Children’s Health Design Case Study: Cohen Children’s Medical Center
The Steven & Alexandra Cohen Children’s Medical Center (CCMC) was the culmination of a ten year master planning process by E4H with the goal of addressing a wide range of pediatric care while minimizing patient transport. E4H was chosen to implement this 130,000SF bed tower for Northwell Health System.
The ground floor houses a new 23,000SF pediatric emergency department with the second and third floors containing a 25-bed pediatric intensive care unit and a 25-bed medical/surgical unit. The nursing units were planned to minimize nursing staff travel with support spaces strategically located near staff stations each supporting half of the unit. A pediatric OR is in design on the shelled first floor. This building achieved LEED Silver Certification.
- Harmonizing with the Existing Precast Façade: The intent of the exterior design was to create a landmark, while at the same time maintaining continuity with the existing campus design. To create subtle variations in color while maintaining a monochromatic appearance, an iridescent metal panel system was used on the façade. The material displays variations in color depending on the viewing angle and time of day. The design furthered the idea of using light to create color by featuring diachronic glass on the stair tower. During the day the windows cast colors into the interior of the hospital, and at night the glass appears multicolored from the exterior.

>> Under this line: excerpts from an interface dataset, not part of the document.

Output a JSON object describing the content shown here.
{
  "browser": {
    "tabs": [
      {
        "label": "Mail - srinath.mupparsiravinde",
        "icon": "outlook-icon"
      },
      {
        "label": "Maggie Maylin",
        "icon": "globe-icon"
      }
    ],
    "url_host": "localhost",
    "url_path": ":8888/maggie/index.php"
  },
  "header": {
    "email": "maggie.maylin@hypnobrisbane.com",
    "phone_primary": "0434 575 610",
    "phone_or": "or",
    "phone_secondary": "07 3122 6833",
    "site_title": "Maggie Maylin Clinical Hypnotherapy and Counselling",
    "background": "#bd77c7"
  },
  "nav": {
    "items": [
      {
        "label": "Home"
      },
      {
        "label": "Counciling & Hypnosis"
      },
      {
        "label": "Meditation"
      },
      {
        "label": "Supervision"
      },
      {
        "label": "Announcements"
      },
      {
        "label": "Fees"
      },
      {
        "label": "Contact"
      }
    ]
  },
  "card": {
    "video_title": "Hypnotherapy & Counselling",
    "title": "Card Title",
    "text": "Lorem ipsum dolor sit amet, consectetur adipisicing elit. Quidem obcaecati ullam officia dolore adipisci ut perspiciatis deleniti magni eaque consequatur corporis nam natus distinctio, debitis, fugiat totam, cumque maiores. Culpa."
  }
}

- Construction on a Crowded Campus: Constructed immediately adjacent to the existing Children’s Hospital, the construction was strategically staged to avoid traffic complications while keeping noise and vibration to a minimum. Compounding these constraints was the issue of underpinning the existing foundations to allow the new building to have a lower level below the existing First Floor. A jet grouting process was used to stabilize the soil bearing capacity below the existing footings which allowed excavation for the new building foundation with reduced impact on the campus. The jet grouting equipment was able to be onsite at the beginning of construction with minimal mobilization cost, and overall created significant construction schedule savings.
- ED to Inpatient Care: Northwell trauma center was coping with a high number of pediatric emergency room patients, over 50% of who needed to be admitted into inpatient care. By placing the ED on the first floor of the inpatient tower, minimal transport of patients was achieved.
- Families as Part of the Care-Giving Team: The patient rooms encourage active participation by the family in the healing process. Each single patient room includes a family zone with thoughtful amenities like separate TVs, reading lights, wifi, and storage. Family rooms on the inpatient floors create an area of respite where families can resume a semblance of routine, apart from the stress of medical treatment.
- Engagement: Children entering the Emergency Department are greeted with playful colors, ocean themes, and an interactive digital fish tank display. Children can create personal “fish avatars” on iPads that appear in the virtual aquarium.
- Therapeutic Play: The Medical/Surgical Floor features a sun filled play room. The room is designed to provide a space outside of the patient room to relax, play, and interact with other children. The play room is located in the corner of the floor plate, creating an opportunity to have floor to ceiling glass windows that capture 135° of sunlight.
- The Care-Giving Core: The design and planning process focused extensively on maximizing efficiency for staff while creating a welcoming interface between the collaborative support core and the patient-care area. Each patient floor features two identical nurses stations, which are backed up by their own support services.